Website and app data records:
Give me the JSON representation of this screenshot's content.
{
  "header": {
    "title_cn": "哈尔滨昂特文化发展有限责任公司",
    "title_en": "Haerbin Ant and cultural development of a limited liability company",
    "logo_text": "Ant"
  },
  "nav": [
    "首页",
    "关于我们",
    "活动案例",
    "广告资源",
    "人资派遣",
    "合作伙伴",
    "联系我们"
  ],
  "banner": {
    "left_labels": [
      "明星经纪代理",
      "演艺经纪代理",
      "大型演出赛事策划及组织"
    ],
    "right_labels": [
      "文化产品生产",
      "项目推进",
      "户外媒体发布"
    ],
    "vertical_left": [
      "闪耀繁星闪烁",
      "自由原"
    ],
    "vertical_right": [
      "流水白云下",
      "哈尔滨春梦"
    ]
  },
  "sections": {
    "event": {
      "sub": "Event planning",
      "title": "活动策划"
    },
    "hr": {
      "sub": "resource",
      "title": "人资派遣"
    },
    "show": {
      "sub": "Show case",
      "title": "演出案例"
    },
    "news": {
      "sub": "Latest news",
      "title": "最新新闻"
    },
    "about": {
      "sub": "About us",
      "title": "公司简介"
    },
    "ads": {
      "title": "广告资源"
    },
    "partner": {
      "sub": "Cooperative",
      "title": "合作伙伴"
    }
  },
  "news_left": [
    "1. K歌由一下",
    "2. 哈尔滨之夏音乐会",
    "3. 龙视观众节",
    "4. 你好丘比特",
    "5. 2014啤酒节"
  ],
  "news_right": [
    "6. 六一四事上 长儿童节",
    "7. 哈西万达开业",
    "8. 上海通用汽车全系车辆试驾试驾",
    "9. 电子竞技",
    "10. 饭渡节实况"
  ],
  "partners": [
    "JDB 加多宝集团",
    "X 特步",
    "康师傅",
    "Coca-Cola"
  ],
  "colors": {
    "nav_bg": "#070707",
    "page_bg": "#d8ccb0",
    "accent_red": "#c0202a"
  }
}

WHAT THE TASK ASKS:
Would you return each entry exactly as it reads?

ANSWER:
Give me the JSON representation of this screenshot's content.
{
  "header": {
    "title_cn": "哈尔滨昂特文化发展有限责任公司",
    "title_en": "Haerbin Ant and cultural development of a limited liability company",
    "logo_text": "Ant"
  },
  "nav": [
    "首页",
    "关于我们",
    "活动案例",
    "广告资源",
    "人资派遣",
    "合作伙伴",
    "联系我们"
  ],
  "banner": {
    "left_labels": [
      "明星经纪代理",
      "演艺经纪代理",
      "大型演出赛事策划及组织"
    ],
    "right_labels": [
      "文化产品生产",
      "项目推进",
      "户外媒体发布"
    ],
    "vertical_left": [
      "闪耀繁星闪烁",
      "自由原"
    ],
    "vertical_right": [
      "流水白云下",
      "哈尔滨春梦"
    ]
  },
  "sections": {
    "event": {
      "sub": "Event planning",
      "title": "活动策划"
    },
    "hr": {
      "sub": "resource",
      "title": "人资派遣"
    },
    "show": {
      "sub": "Show case",
      "title": "演出案例"
    },
    "news": {
      "sub": "Latest news",
      "title": "最新新闻"
    },
    "about": {
      "sub": "About us",
      "title": "公司简介"
    },
    "ads": {
      "title": "广告资源"
    },
    "partner": {
      "sub": "Cooperative",
      "title": "合作伙伴"
    }
  },
  "news_left": [
    "1. K歌由一下",
    "2. 哈尔滨之夏音乐会",
    "3. 龙视观众节",
    "4. 你好丘比特",
    "5. 2014啤酒节"
  ],
  "news_right": [
    "6. 六一四事上 长儿童节",
    "7. 哈西万达开业",
    "8. 上海通用汽车全系车辆试驾试驾",
    "9. 电子竞技",
    "10. 饭渡节实况"
  ],
  "partners": [
    "JDB 加多宝集团",
    "X 特步",
    "康师傅",
    "Coca-Cola"
  ],
  "colors": {
    "nav_bg": "#070707",
    "page_bg": "#d8ccb0",
    "accent_red": "#c0202a"
  }
}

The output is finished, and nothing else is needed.